Transmittal of records: To facilitate the transition for a child described above, the new school in which the child enrolls shall take reasonable steps to promptly obtain the child’s records, including the IEP and supporting documents and any other records relating to the provision of special education or related services to the child, from the previous school in which the child was enrolled, pursuant to 34 CFR Section 99.31(a)(2); and the previous school in which the child was enrolled shall take reasonable steps to promptly respond to such request from the new school. [614(d)(2)(C)(ii)]
7. Adds a rule of construction.
Nothing in Section 614 shall be construed to require: (1) that additional information be included in a child’s IEP beyond what is explicitly required in Section 614; or (2) the IEP team to include information under one component of a child’s IEP that is already contained under another component of such IEP. [614(d)(1)(A)(ii)]
(1) Topics in this series include: Alignment With the No Child Left Behind Act; Changes in Initial Evaluation and Reevaluation; Children Enrolled by Their Parents in Private Schools; Discipline; Disproportionality and Overidentification; Early Intervening Services; Highly Qualified Teachers; Individualized Education Program (IEP) Team Meetings and Changes to the IEP; Individualized Education Program (IEP); Local Funding; National Instructional Materials Accessibility Standard (NIMAS); Part C Amendments in IDEA 2004; Part C Option: Age 3 to Kindergarten Age; Procedural Safeguards: Surrogates, Notice and Consent; Procedural Safeguards: Mediation and Resolution Sessions; Procedural Safeguards: Due Process Hearings; Secondary Transition; State Funding; and Statewide and Districtwide Assessments.

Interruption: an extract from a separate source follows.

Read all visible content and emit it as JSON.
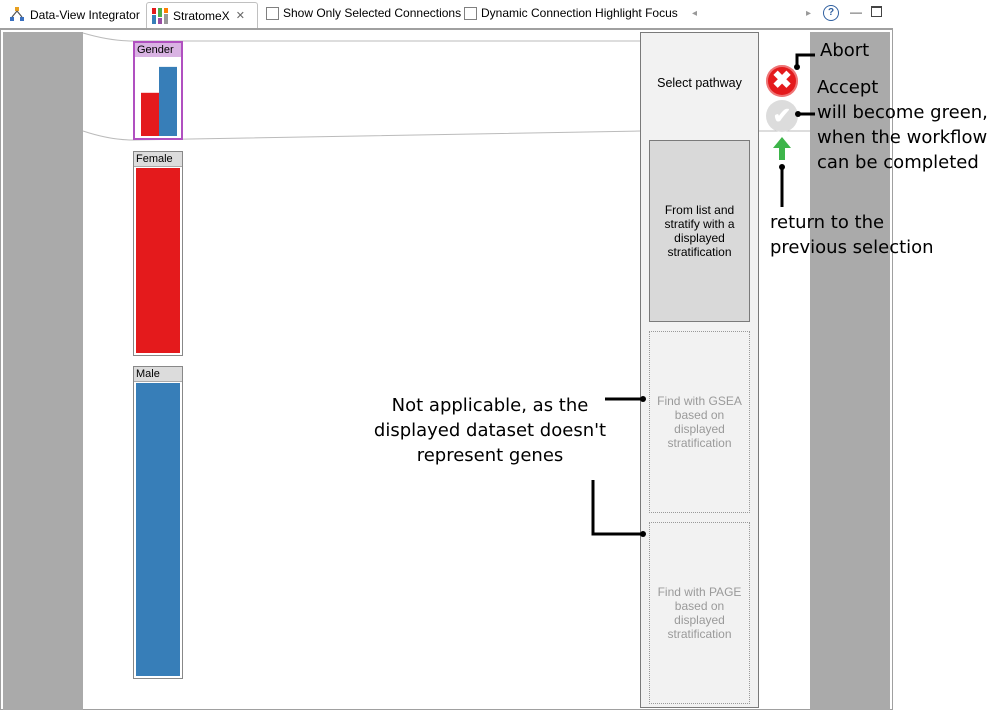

Documents are available on the OSERS Web site at: www.ed.gov/about/offices/list/osers/index.html.
Page Updated 03/06/2006